This essay includes a summary, quotes, the biggest issues, the arguements for the prosecutor and defendent,key dates, the people involved, and what happened as a result of Nixon v. US.

Essay by denizmbmHigh School, 12th gradeA+, November 2003

download word file, 7 pages 3.0

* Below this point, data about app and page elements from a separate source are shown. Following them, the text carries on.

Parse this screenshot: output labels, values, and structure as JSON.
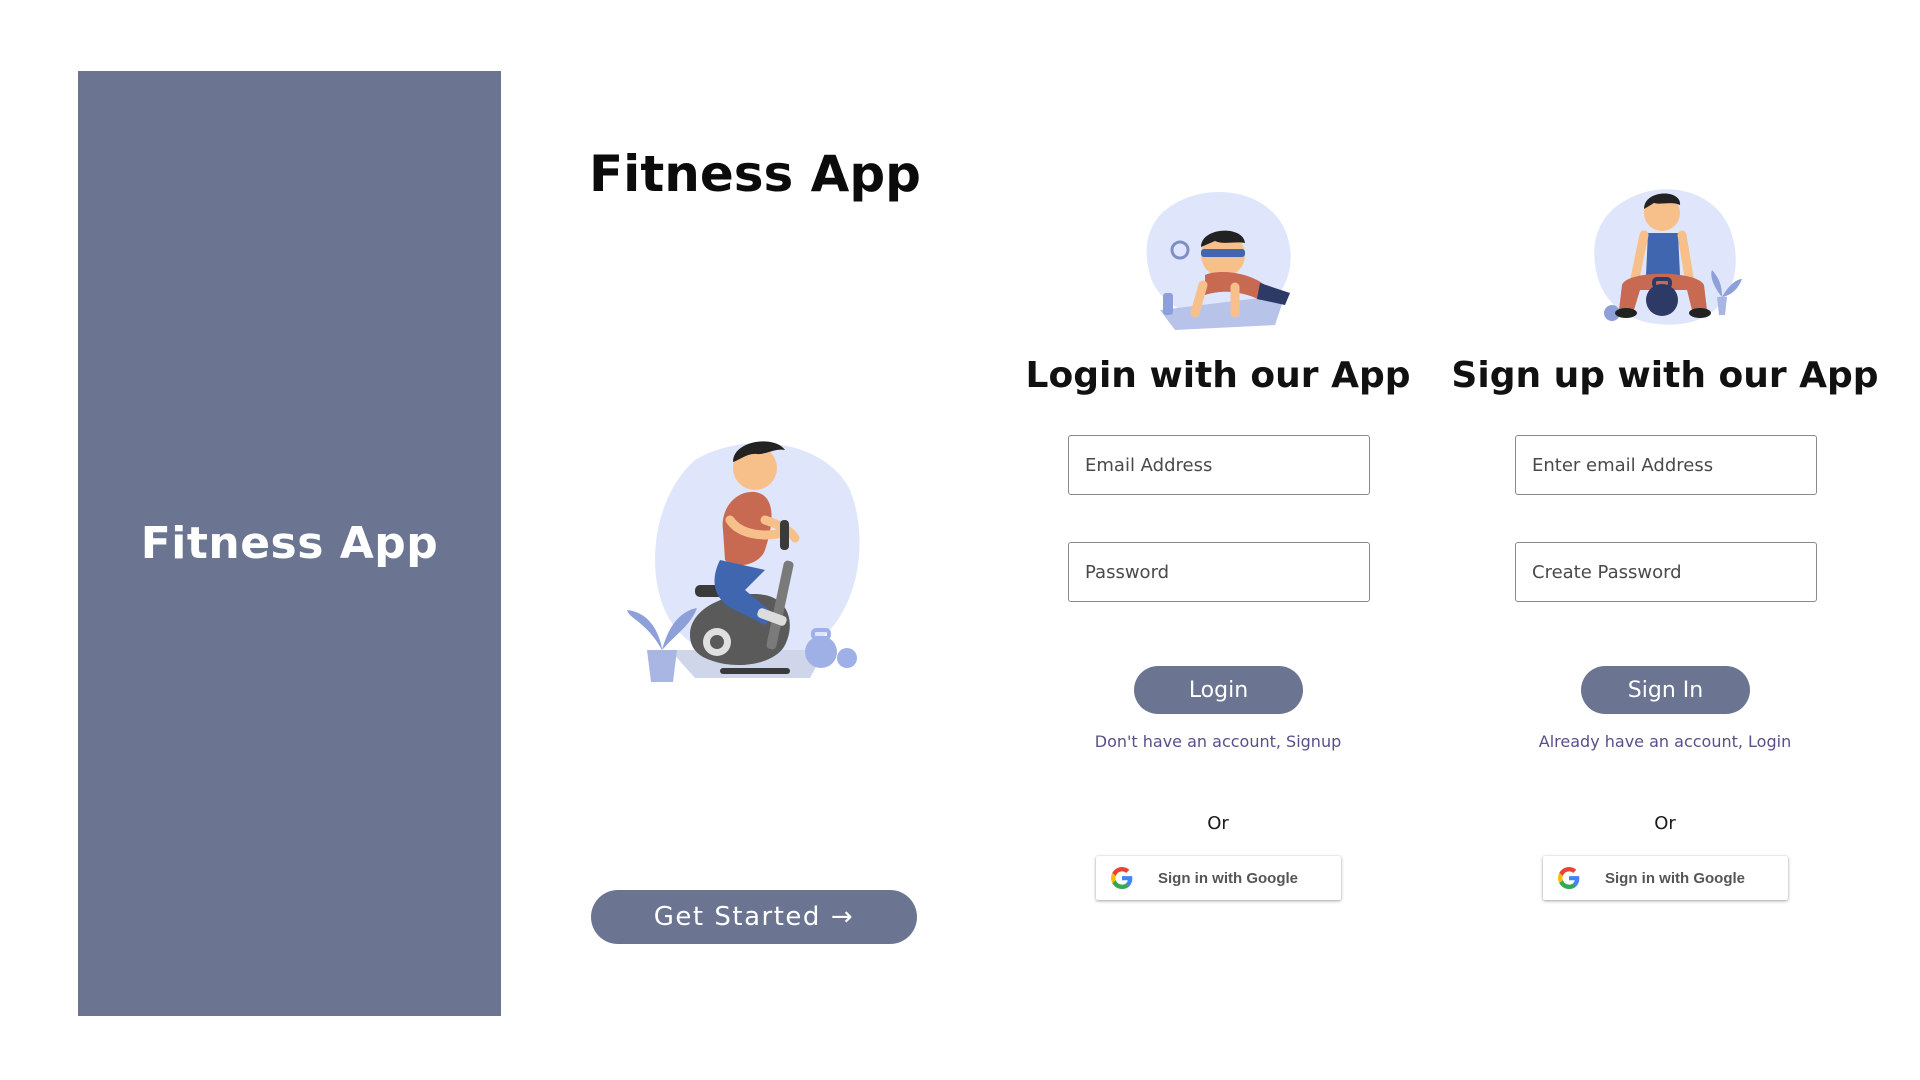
{
  "splash": {
    "title": "Fitness App"
  },
  "landing": {
    "title": "Fitness App",
    "get_started_label": "Get Started",
    "arrow_glyph": "→",
    "illustration_icon": "stationary-bike-illustration"
  },
  "login": {
    "title": "Login with our App",
    "email_placeholder": "Email Address",
    "password_placeholder": "Password",
    "button_label": "Login",
    "switch_text": "Don't have an account, Signup",
    "or_text": "Or",
    "google_label": "Sign in with Google",
    "illustration_icon": "pushup-illustration"
  },
  "signup": {
    "title": "Sign up with our App",
    "email_placeholder": "Enter email Address",
    "password_placeholder": "Create Password",
    "button_label": "Sign In",
    "switch_text": "Already have an account, Login",
    "or_text": "Or",
    "google_label": "Sign in with Google",
    "illustration_icon": "kettlebell-squat-illustration"
  },
  "colors": {
    "accent": "#6b7592",
    "link": "#5a4e8c",
    "illustration_blob": "#dfe6fb",
    "shirt": "#c86a52",
    "pants": "#4066b0"
  }
}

Watergate, as the scandal was dubbed, began with the burglary of the Democratic Party's campaign headquarters at the Watergate apartment and office complex. The burglary was committed on June 17, 1972 at 2:30 a.m. by five men: Bernard L. Barker, a former C.I.A. operative, Virgilio Gonzalez, a refugee from Cuba, James McCord, a security coordinator for the Republican National Committee and the Committee for the Re-election of the President, and a former C.I.A. and F.B.I. agent, Eugenio Martinez, who was connected to the C.I.A., and Frank A. Strugis who also had C.I.A. connections. These men were caught in the act trying to intercept telephone and other communications by a security guard named Frank Willis. Their arrest, along with the investigation by the Washington Post eventually uncovered a White House-sponsored plan of espionage against Nixon's political opponents which led to a complicated trail that was traced to many of the highest officials in the United States.

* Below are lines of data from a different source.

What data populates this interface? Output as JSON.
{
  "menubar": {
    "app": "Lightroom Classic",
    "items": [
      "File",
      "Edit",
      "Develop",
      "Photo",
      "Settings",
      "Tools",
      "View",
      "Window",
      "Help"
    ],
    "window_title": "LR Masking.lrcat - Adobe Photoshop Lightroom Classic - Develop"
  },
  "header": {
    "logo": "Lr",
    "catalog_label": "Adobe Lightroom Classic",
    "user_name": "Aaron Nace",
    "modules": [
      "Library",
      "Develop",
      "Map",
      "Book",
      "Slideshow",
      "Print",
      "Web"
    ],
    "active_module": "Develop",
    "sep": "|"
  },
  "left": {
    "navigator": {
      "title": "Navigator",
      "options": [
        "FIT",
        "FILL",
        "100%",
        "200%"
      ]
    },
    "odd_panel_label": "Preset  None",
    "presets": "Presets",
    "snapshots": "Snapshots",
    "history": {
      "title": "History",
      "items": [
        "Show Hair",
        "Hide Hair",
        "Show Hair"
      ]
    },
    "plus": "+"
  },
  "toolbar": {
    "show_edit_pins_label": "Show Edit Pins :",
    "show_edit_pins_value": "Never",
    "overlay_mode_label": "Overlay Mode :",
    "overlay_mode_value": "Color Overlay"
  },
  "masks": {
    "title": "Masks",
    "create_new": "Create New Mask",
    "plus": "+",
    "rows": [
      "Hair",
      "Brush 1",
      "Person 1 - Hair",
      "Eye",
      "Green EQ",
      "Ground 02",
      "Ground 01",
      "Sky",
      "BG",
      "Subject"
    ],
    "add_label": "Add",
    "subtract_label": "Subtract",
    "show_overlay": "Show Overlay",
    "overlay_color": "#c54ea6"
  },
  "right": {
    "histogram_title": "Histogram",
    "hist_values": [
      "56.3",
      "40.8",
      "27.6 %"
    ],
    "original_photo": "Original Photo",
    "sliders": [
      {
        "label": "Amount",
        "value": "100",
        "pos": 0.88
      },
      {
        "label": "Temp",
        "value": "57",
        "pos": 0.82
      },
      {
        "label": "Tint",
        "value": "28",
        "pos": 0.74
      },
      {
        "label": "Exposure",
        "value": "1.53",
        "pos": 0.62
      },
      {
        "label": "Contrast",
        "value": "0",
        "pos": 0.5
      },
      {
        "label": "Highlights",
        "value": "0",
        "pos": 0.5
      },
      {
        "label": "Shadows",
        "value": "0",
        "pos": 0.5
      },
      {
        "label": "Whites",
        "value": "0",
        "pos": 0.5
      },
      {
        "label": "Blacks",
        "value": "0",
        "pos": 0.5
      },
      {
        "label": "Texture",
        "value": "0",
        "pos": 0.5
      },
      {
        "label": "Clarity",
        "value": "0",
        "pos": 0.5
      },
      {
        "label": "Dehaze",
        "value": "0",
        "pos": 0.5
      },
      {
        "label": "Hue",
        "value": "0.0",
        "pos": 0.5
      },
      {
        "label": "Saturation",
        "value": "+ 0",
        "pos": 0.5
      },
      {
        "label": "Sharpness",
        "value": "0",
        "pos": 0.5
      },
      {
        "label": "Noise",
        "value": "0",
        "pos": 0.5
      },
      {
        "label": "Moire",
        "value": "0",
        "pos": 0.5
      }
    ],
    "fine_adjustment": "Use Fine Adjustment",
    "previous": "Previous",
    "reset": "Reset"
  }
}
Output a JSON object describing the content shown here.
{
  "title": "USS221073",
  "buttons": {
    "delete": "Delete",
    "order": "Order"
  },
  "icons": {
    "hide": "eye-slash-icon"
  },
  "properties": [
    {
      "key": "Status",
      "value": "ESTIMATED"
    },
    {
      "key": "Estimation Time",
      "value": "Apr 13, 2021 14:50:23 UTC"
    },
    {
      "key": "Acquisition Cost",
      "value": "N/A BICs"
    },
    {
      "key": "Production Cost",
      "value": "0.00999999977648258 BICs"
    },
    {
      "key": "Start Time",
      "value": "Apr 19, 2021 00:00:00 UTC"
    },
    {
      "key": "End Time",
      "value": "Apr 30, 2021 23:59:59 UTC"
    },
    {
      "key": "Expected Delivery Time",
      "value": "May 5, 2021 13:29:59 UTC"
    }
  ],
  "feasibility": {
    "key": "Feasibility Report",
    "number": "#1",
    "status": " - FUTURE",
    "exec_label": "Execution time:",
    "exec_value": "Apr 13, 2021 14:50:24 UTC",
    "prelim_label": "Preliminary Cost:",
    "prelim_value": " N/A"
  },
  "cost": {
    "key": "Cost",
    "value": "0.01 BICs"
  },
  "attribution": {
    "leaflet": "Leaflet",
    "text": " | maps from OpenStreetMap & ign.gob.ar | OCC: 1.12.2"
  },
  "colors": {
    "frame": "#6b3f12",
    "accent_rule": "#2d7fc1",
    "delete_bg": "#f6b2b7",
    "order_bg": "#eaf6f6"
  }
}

This case revolved around three key issues. The first regarded the Constitutional idea known as the separation of powers. In the end it was decided that this idea was not intended to have the three branches operate absolutely independent of each other. The second issue involved what is known as executive privilege. This case tested whether or not the Executive branch has the power to keep executive documents and other communications out of public view and away from the other two branches of government. The Court ruled that the President does not have the right to withhold information simply on the grounds of confidentiality. The third point brought up in Court was known as justiciability. This questions whether or not the court has the jurisdiction to issue the subpoena because the matter was an "intra-branch dispute between a subordinate and superior officer of the Executive...